Evangelical Times is to be commended for its ‘ET Perspectives’ series of booklets, which helpfully reproduces selected writings originally published in this paper. This latest title brings together in seven short chapters a series of articles on mission by Daniel Grimwade, combined with a chapter each from Daniel Webber and Jonathan Bayes.
First, Daniel Webber addresses the challenge of reaching Europeans with the gospel in the face of contemporary philosophies and distorted representations of Christianity. The church must respond biblically to these by establishing the truth in people’s minds, ensuring spiritual vitality among the churches, and recapturing a biblical view of her role in the world. ‘Her primary task is the proclamation of the gospel.’
In succeeding chapters, Daniel Grimwade lays the foundation that God is the author of biblical mission and that conscious faith in Jesus Christ is essential for salvation. He discusses God’s strategy for us to take the gospel to every people-group of the world.
The agency by which this is to be achieved is the local church — sending, financing, training, encouraging and praying. The type of people required for missionary service must be ‘sacrificial, Christ-centred people who are willing to suffer for Jesus’ sake’, a qualification which is all too often overlooked today. He concludes with practical suggestions for churches and discusses the importance of the deputation meeting.
Jonathan Bayes then provides readers with an illuminating case-study of John Calvin’s mission to France, describing Calvin as effectively the ‘director of an international, underground evangelistic mission’! Not only did the church in Geneva send numerous missionaries to France, but the printing of literature also played an important role.
I highly recommend this booklet, with one word of advice: don’t put it on a book shelf where it will soon be forgotten. Rather, with your minister’s or elders’ agreement, purchase a quantity for your church to study at midweek meetings or discuss in home groups, as the publishers suggest.

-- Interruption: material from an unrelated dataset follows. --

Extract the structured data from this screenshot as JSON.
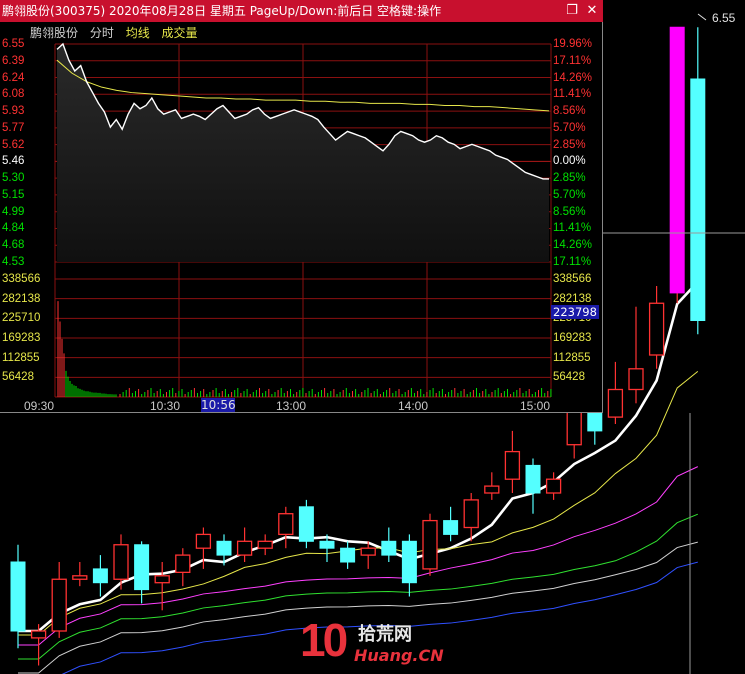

After all, its stated aim is to help churches and ministers become mission-focused, and this can only be achieved by taking the booklet’s message seriously!